**Exercise instructions**: Report every line below that holds the word "know".

**Extracted information**:
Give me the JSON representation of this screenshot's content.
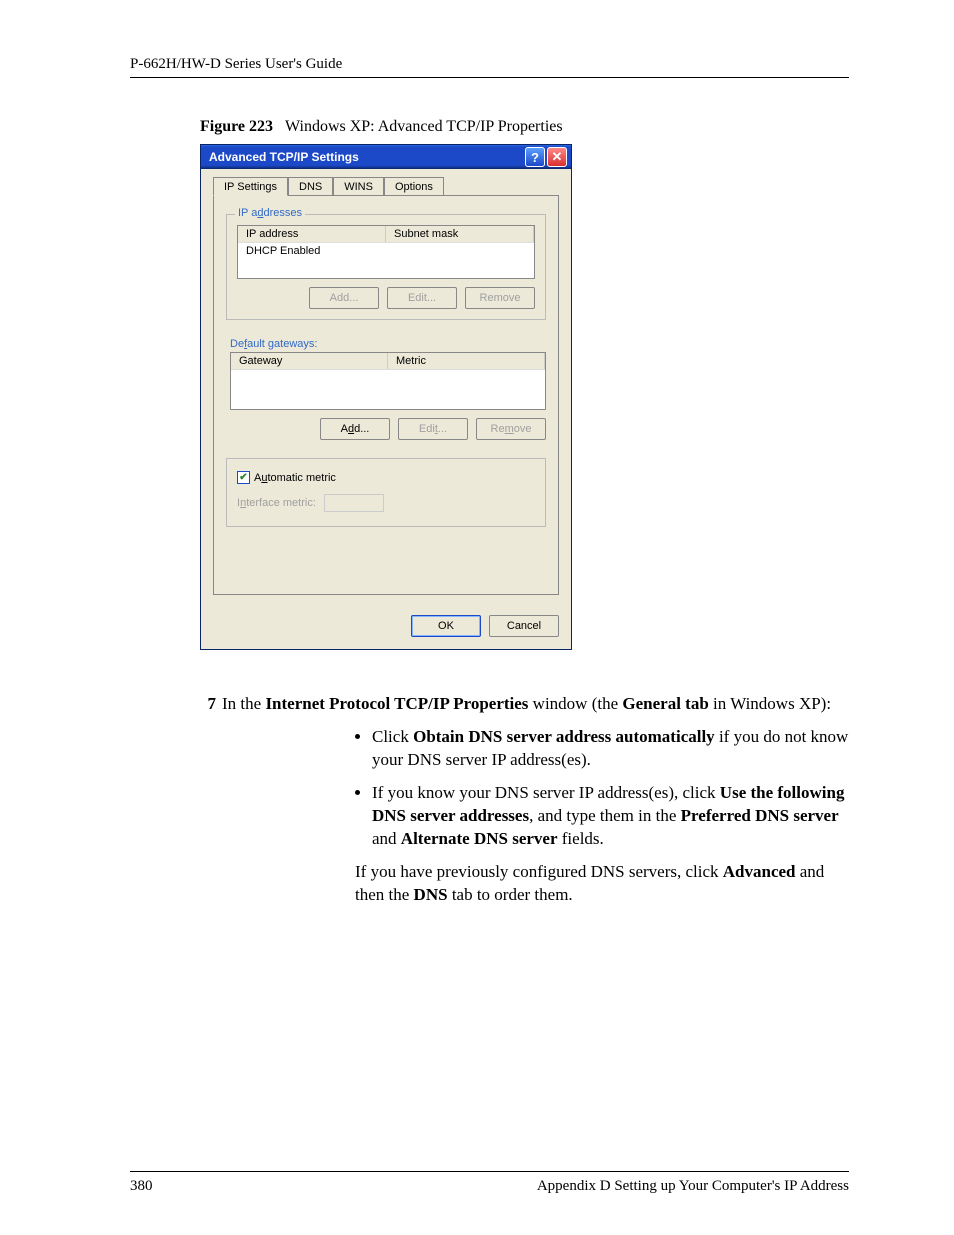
{
  "header": "P-662H/HW-D Series User's Guide",
  "figure": {
    "num": "Figure 223",
    "caption": "Windows XP: Advanced TCP/IP Properties"
  },
  "dialog": {
    "title": "Advanced TCP/IP Settings",
    "tabs": {
      "ip": "IP Settings",
      "dns": "DNS",
      "wins": "WINS",
      "options": "Options"
    },
    "group_ip": {
      "legend": "IP addresses",
      "col1": "IP address",
      "col2": "Subnet mask",
      "row1": "DHCP Enabled",
      "add": "Add...",
      "edit": "Edit...",
      "remove": "Remove"
    },
    "group_gw": {
      "legend": "Default gateways:",
      "col1": "Gateway",
      "col2": "Metric",
      "add": "Add...",
      "edit": "Edit...",
      "remove": "Remove"
    },
    "auto_metric": "Automatic metric",
    "interface_metric": "Interface metric:",
    "ok": "OK",
    "cancel": "Cancel"
  },
  "step7": {
    "num": "7",
    "pre": "In the ",
    "b1": "Internet Protocol TCP/IP Properties",
    "mid1": " window (the ",
    "b2": "General tab",
    "post": " in Windows XP):"
  },
  "bullet1": {
    "pre": "Click ",
    "b1": "Obtain DNS server address automatically",
    "post": " if you do not know your DNS server IP address(es)."
  },
  "bullet2": {
    "pre": "If you know your DNS server IP address(es), click ",
    "b1": "Use the following DNS server addresses",
    "mid1": ", and type them in the ",
    "b2": "Preferred DNS server",
    "mid2": " and ",
    "b3": "Alternate DNS server",
    "post": " fields."
  },
  "followpara": {
    "pre": "If you have previously configured DNS servers, click ",
    "b1": "Advanced",
    "mid": " and then the ",
    "b2": "DNS",
    "post": " tab to order them."
  },
  "footer": {
    "page": "380",
    "section": "Appendix D Setting up Your Computer's IP Address"
  }
}
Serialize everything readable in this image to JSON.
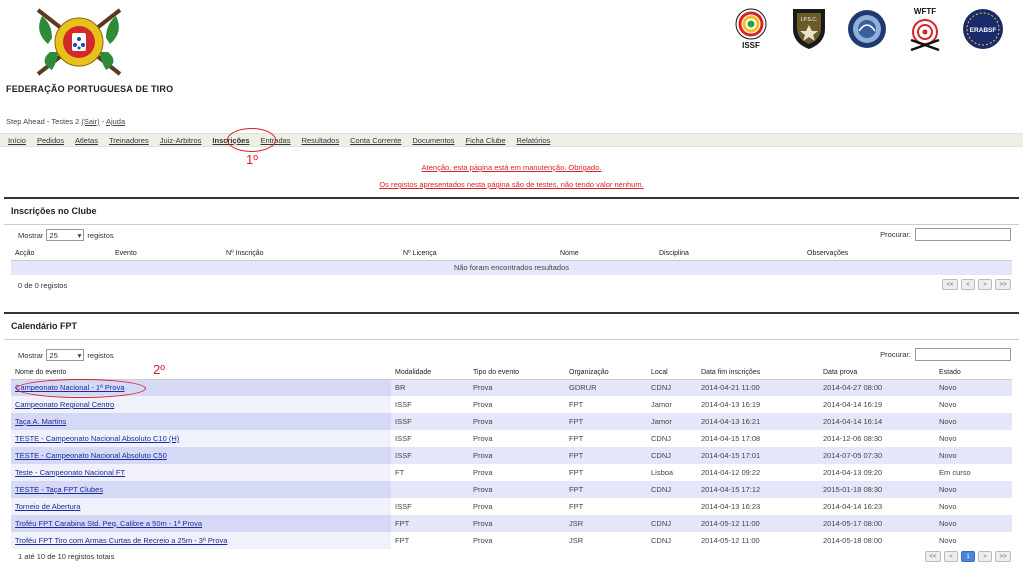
{
  "header": {
    "org_name": "FEDERAÇÃO PORTUGUESA DE TIRO",
    "logos": [
      {
        "name": "issf-logo",
        "label": "ISSF"
      },
      {
        "name": "ipsc-logo",
        "label": "I.P.S.C."
      },
      {
        "name": "round-seal-logo",
        "label": ""
      },
      {
        "name": "wftf-logo",
        "label": "WFTF"
      },
      {
        "name": "erabsf-logo",
        "label": "ERABSF"
      }
    ]
  },
  "userline": {
    "user": "Step Ahead - Testes 2",
    "logout": "(Sair)",
    "separator": "-",
    "help": "Ajuda"
  },
  "nav": [
    {
      "label": "Início"
    },
    {
      "label": "Pedidos"
    },
    {
      "label": "Atletas"
    },
    {
      "label": "Treinadores"
    },
    {
      "label": "Juiz-Arbitros"
    },
    {
      "label": "Inscrições"
    },
    {
      "label": "Entradas"
    },
    {
      "label": "Resultados"
    },
    {
      "label": "Conta Corrente"
    },
    {
      "label": "Documentos"
    },
    {
      "label": "Ficha Clube"
    },
    {
      "label": "Relatórios"
    }
  ],
  "annotations": {
    "first": "1º",
    "second": "2º"
  },
  "warnings": {
    "maintenance": "Atenção, esta página está em manutenção. Obrigado.",
    "test_records": "Os registos apresentados nesta página são de testes, não tendo valor nenhum."
  },
  "inscricoes": {
    "title": "Inscrições no Clube",
    "show_label": "Mostrar",
    "page_size": "25",
    "records_label": "registos",
    "search_label": "Procurar:",
    "columns": [
      "Acção",
      "Evento",
      "Nº Inscrição",
      "Nº Licença",
      "Nome",
      "Disciplina",
      "Observações"
    ],
    "empty": "Não foram encontrados resultados",
    "info": "0 de 0 registos",
    "pager": [
      "<<",
      "<",
      ">",
      ">>"
    ]
  },
  "calendario": {
    "title": "Calendário FPT",
    "show_label": "Mostrar",
    "page_size": "25",
    "records_label": "registos",
    "search_label": "Procurar:",
    "columns": [
      "Nome do evento",
      "Modalidade",
      "Tipo do evento",
      "Organização",
      "Local",
      "Data fim inscrições",
      "Data prova",
      "Estado"
    ],
    "rows": [
      [
        "Campeonato Nacional - 1ª Prova",
        "BR",
        "Prova",
        "GDRUR",
        "CDNJ",
        "2014-04-21 11:00",
        "2014-04-27 08:00",
        "Novo"
      ],
      [
        "Campeonato Regional Centro",
        "ISSF",
        "Prova",
        "FPT",
        "Jamor",
        "2014-04-13 16:19",
        "2014-04-14 16:19",
        "Novo"
      ],
      [
        "Taça A. Martins",
        "ISSF",
        "Prova",
        "FPT",
        "Jamor",
        "2014-04-13 16:21",
        "2014-04-14 16:14",
        "Novo"
      ],
      [
        "TESTE - Campeonato Nacional Absoluto C10 (H)",
        "ISSF",
        "Prova",
        "FPT",
        "CDNJ",
        "2014-04-15 17:08",
        "2014-12-06 08:30",
        "Novo"
      ],
      [
        "TESTE - Campeonato Nacional Absoluto C50",
        "ISSF",
        "Prova",
        "FPT",
        "CDNJ",
        "2014-04-15 17:01",
        "2014-07-05 07:30",
        "Novo"
      ],
      [
        "Teste - Campeonato Nacional FT",
        "FT",
        "Prova",
        "FPT",
        "Lisboa",
        "2014-04-12 09:22",
        "2014-04-13 09:20",
        "Em curso"
      ],
      [
        "TESTE - Taça FPT Clubes",
        "",
        "Prova",
        "FPT",
        "CDNJ",
        "2014-04-15 17:12",
        "2015-01-18 08:30",
        "Novo"
      ],
      [
        "Torneio de Abertura",
        "ISSF",
        "Prova",
        "FPT",
        "",
        "2014-04-13 16:23",
        "2014-04-14 16:23",
        "Novo"
      ],
      [
        "Troféu FPT Carabina Std. Peq. Calibre a 50m - 1ª Prova",
        "FPT",
        "Prova",
        "JSR",
        "CDNJ",
        "2014-05-12 11:00",
        "2014-05-17 08:00",
        "Novo"
      ],
      [
        "Troféu FPT Tiro com Armas Curtas de Recreio a 25m - 3ª Prova",
        "FPT",
        "Prova",
        "JSR",
        "CDNJ",
        "2014-05-12 11:00",
        "2014-05-18 08:00",
        "Novo"
      ]
    ],
    "info": "1 até 10 de 10 registos totais",
    "pager": [
      "<<",
      "<",
      "1",
      ">",
      ">>"
    ]
  },
  "colors": {
    "accent_red": "#d9222a",
    "link_blue": "#1a2c9a",
    "row_tint": "#e4e6f9",
    "pager_current": "#4a86d8"
  }
}
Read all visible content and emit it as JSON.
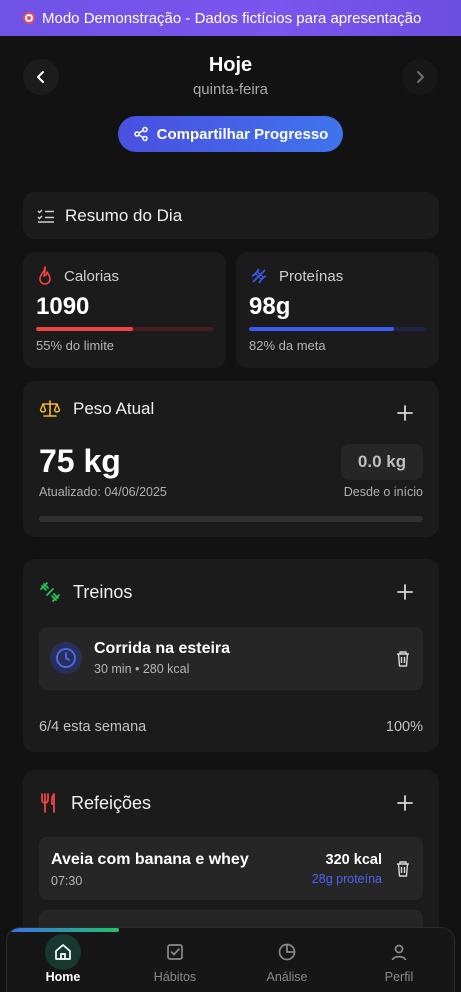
{
  "banner": {
    "text": "Modo Demonstração - Dados fictícios para apresentação"
  },
  "header": {
    "title": "Hoje",
    "subtitle": "quinta-feira",
    "share_label": "Compartilhar Progresso"
  },
  "summary": {
    "title": "Resumo do Dia"
  },
  "calories": {
    "label": "Calorias",
    "value": "1090",
    "footnote": "55% do limite",
    "progress": 0.55,
    "color": "#ef4444"
  },
  "protein": {
    "label": "Proteínas",
    "value": "98g",
    "footnote": "82% da meta",
    "progress": 0.82,
    "color": "#3b5bf0"
  },
  "weight": {
    "title": "Peso Atual",
    "value": "75 kg",
    "updated": "Atualizado: 04/06/2025",
    "delta": "0.0 kg",
    "delta_label": "Desde o início"
  },
  "workouts": {
    "title": "Treinos",
    "items": [
      {
        "name": "Corrida na esteira",
        "meta": "30 min • 280 kcal"
      }
    ],
    "week_summary": "6/4 esta semana",
    "week_percent": "100%"
  },
  "meals": {
    "title": "Refeições",
    "items": [
      {
        "name": "Aveia com banana e whey",
        "time": "07:30",
        "kcal": "320 kcal",
        "protein": "28g proteína"
      }
    ]
  },
  "nav": {
    "tabs": [
      {
        "label": "Home",
        "icon": "home-icon",
        "active": true
      },
      {
        "label": "Hábitos",
        "icon": "checkbox-icon",
        "active": false
      },
      {
        "label": "Análise",
        "icon": "pie-chart-icon",
        "active": false
      },
      {
        "label": "Perfil",
        "icon": "user-icon",
        "active": false
      }
    ],
    "top_progress": 0.25
  },
  "colors": {
    "accent_green": "#22c55e",
    "accent_blue": "#3b5bf0",
    "accent_red": "#ef4444",
    "accent_yellow": "#f5b82e"
  }
}
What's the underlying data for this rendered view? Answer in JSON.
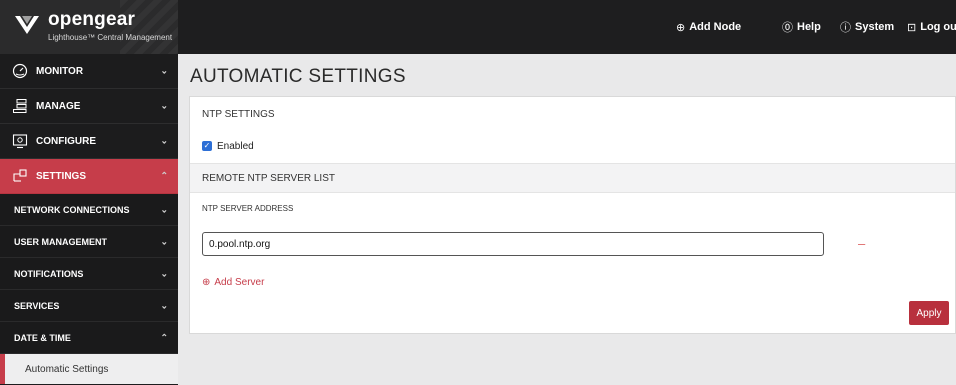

**Exercise answer**:
    "post": " if you do not know your DNS server IP address(es)."
    "pre": "If you know your DNS server IP address(es), click ",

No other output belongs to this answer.